◆ Work instruction ◆
Leave out every picture and set down, exactly, the lines below from the one holding "What's the underlying" up to and including the one holding "Extract the structured".

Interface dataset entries

###

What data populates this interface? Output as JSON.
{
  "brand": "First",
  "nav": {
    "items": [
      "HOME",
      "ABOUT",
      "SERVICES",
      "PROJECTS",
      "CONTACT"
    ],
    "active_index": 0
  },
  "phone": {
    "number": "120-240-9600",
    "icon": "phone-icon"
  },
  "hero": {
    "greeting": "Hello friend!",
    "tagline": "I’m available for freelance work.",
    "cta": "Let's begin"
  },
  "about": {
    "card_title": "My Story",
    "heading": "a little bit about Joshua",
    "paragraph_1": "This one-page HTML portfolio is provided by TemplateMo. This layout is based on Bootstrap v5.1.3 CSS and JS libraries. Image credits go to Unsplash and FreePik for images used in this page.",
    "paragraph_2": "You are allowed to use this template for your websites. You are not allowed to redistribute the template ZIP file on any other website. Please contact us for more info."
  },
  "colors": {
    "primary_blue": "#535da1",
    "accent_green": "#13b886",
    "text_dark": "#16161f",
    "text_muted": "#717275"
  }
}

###

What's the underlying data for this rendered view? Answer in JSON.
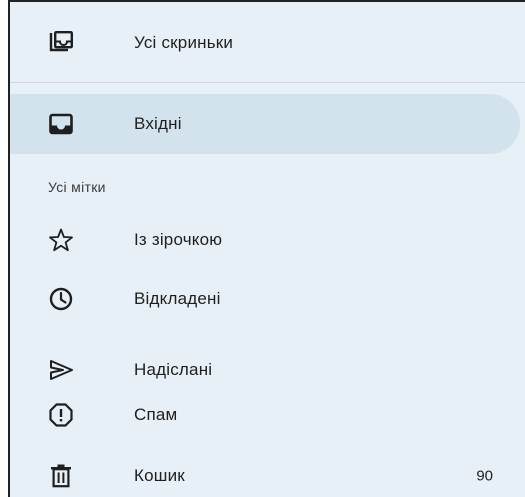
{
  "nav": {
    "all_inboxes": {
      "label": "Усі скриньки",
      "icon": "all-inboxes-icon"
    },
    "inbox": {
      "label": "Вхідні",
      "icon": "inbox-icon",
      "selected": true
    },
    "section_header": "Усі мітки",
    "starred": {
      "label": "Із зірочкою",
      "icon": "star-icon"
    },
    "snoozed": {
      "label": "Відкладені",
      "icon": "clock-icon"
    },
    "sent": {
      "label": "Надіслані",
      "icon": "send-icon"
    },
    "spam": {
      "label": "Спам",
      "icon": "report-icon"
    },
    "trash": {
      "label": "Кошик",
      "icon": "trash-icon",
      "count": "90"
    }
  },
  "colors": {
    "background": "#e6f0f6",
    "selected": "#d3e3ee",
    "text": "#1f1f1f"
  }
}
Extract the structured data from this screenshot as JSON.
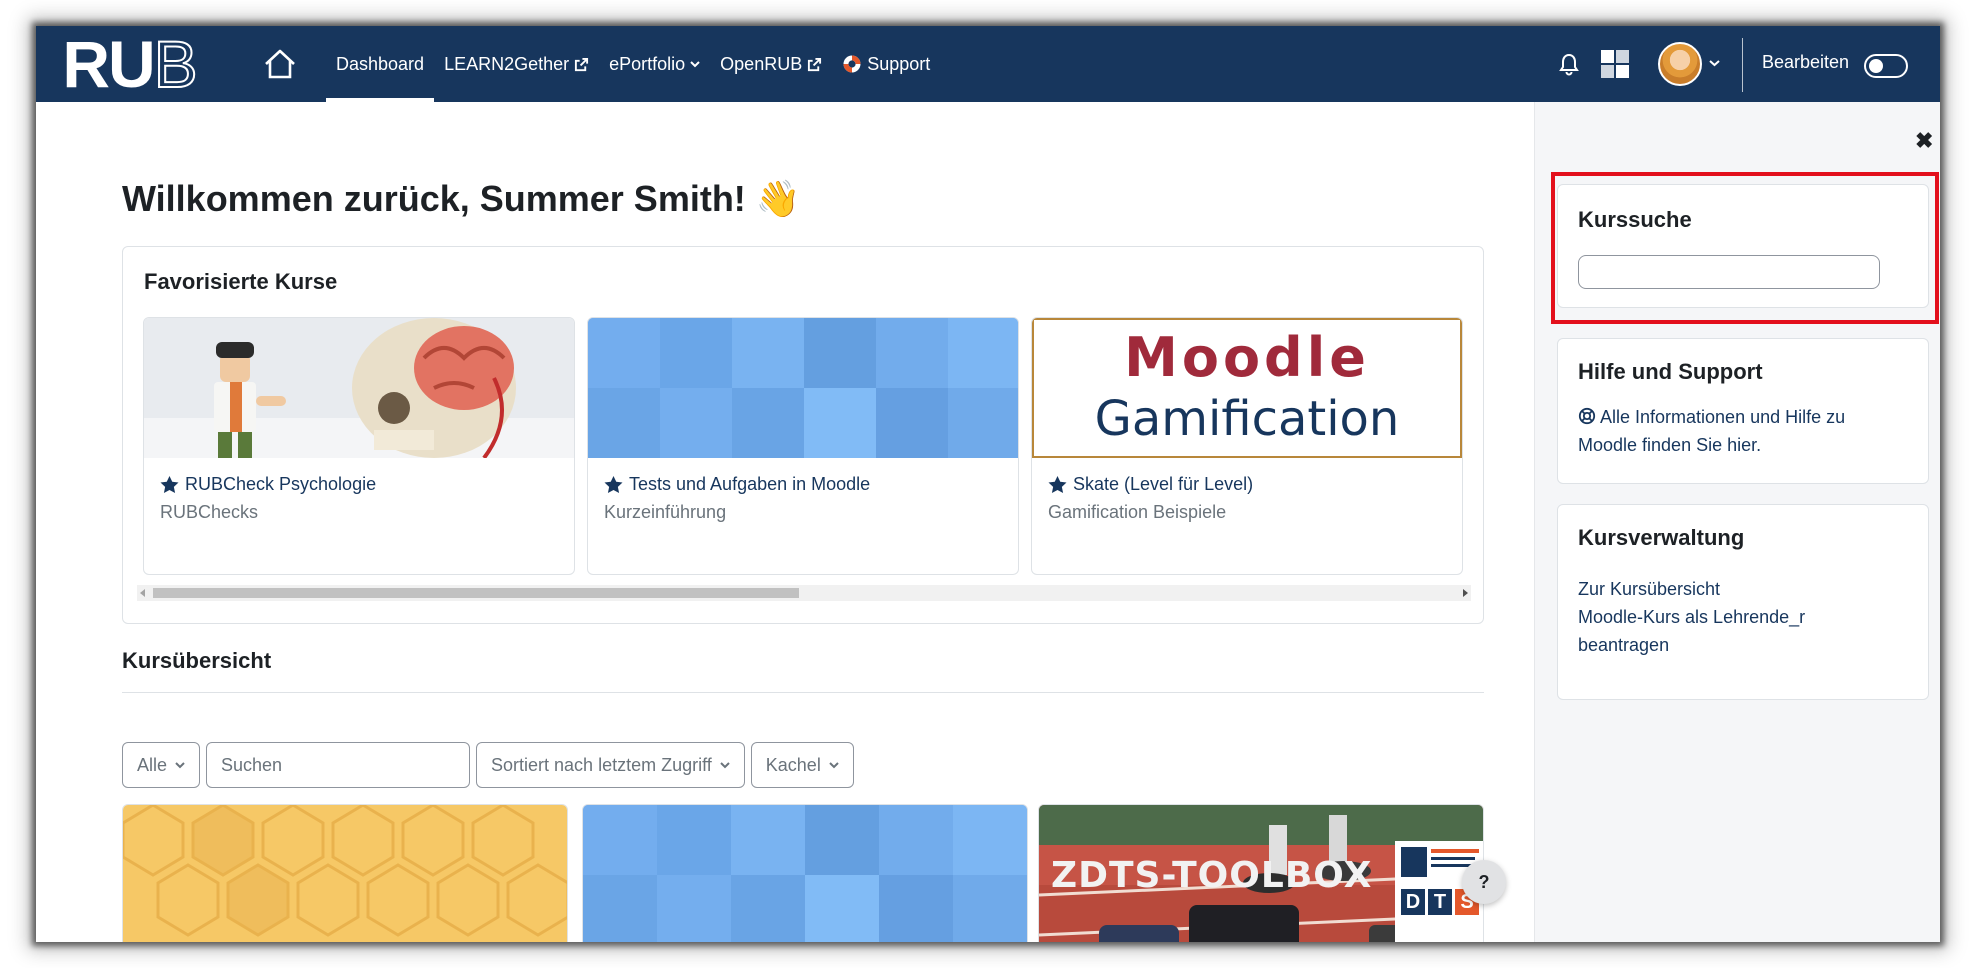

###

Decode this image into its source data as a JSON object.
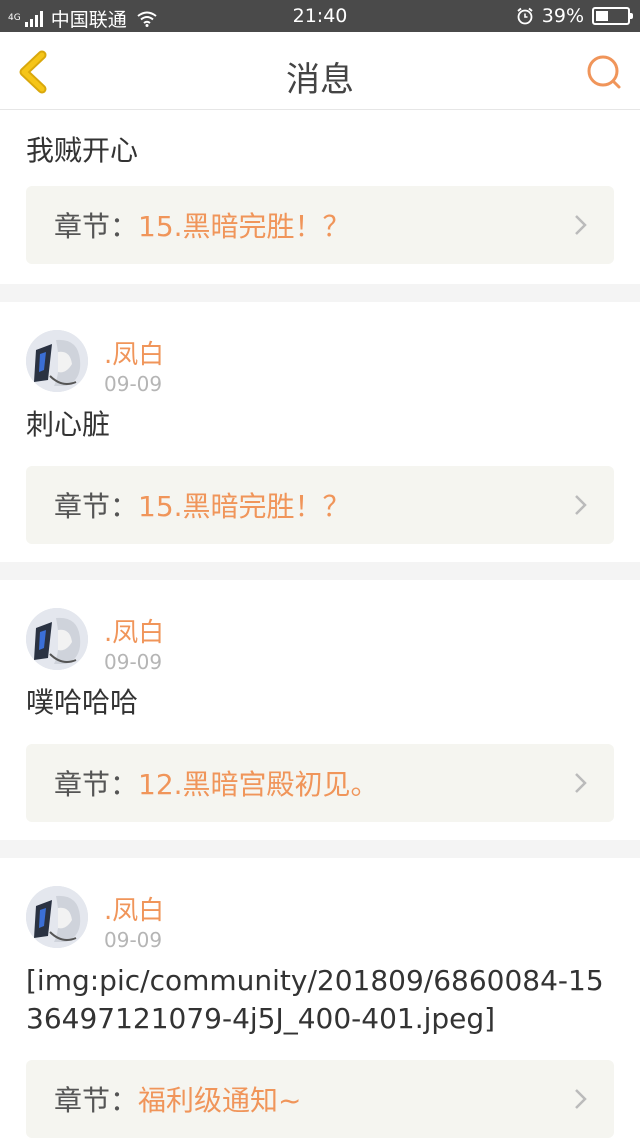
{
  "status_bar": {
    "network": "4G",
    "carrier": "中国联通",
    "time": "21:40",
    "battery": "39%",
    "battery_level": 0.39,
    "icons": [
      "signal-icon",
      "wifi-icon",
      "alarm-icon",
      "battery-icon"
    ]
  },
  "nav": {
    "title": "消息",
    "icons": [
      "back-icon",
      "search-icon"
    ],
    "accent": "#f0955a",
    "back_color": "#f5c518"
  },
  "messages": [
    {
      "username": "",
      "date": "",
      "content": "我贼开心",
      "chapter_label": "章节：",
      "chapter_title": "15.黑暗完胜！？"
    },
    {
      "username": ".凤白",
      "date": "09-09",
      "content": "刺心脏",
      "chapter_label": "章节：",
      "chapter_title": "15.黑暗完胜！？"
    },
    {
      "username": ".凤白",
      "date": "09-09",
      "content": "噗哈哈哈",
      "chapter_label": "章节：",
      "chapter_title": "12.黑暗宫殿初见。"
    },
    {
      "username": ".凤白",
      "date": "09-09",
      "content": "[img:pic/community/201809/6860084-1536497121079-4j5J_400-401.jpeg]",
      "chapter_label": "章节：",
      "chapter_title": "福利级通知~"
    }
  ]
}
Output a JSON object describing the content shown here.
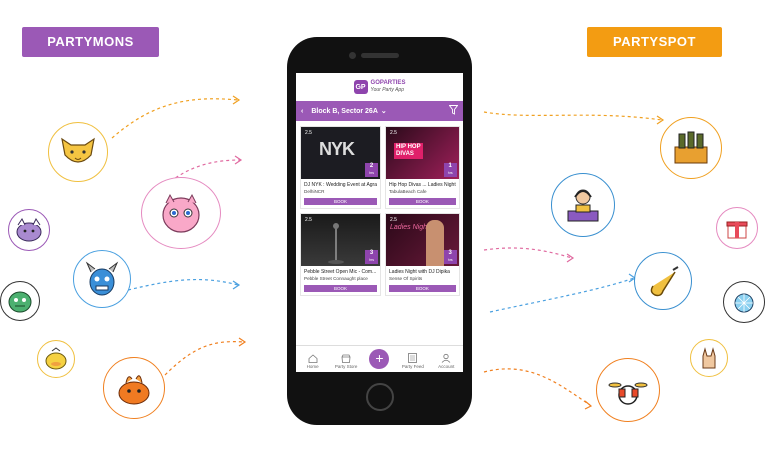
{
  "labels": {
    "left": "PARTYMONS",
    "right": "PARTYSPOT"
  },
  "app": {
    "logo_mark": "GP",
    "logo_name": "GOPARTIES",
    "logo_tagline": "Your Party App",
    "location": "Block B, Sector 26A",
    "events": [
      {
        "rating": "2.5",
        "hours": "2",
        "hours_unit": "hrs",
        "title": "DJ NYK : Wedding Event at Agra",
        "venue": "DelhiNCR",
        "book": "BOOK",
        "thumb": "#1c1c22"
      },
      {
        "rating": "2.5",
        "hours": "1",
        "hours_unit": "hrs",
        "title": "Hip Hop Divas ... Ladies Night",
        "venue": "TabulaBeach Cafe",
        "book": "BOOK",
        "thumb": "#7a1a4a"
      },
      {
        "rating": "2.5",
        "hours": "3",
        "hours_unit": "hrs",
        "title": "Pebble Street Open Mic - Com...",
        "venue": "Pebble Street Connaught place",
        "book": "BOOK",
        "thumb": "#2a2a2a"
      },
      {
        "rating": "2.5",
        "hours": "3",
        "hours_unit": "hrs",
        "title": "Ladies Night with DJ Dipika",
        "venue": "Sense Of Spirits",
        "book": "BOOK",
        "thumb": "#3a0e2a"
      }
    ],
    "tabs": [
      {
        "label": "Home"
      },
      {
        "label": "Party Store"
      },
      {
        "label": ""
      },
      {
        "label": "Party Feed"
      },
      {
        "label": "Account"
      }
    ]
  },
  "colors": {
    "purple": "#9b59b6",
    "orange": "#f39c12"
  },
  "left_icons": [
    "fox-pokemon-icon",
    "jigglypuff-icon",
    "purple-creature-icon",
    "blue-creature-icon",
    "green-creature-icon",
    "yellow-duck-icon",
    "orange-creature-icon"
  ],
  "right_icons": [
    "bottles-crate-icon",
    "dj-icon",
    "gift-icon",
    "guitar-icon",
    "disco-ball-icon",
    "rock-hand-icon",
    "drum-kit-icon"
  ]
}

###

◆ Answer below ◆
What's the underlying data for this rendered view? Answer in JSON.
{
  "nav": {
    "all_inboxes": {
      "label": "Усі скриньки",
      "icon": "all-inboxes-icon"
    },
    "inbox": {
      "label": "Вхідні",
      "icon": "inbox-icon",
      "selected": true
    },
    "section_header": "Усі мітки",
    "starred": {
      "label": "Із зірочкою",
      "icon": "star-icon"
    },
    "snoozed": {
      "label": "Відкладені",
      "icon": "clock-icon"
    },
    "sent": {
      "label": "Надіслані",
      "icon": "send-icon"
    },
    "spam": {
      "label": "Спам",
      "icon": "report-icon"
    },
    "trash": {
      "label": "Кошик",
      "icon": "trash-icon",
      "count": "90"
    }
  },
  "colors": {
    "background": "#e6f0f6",
    "selected": "#d3e3ee",
    "text": "#1f1f1f"
  }
}
Extract the structured data from this screenshot as JSON.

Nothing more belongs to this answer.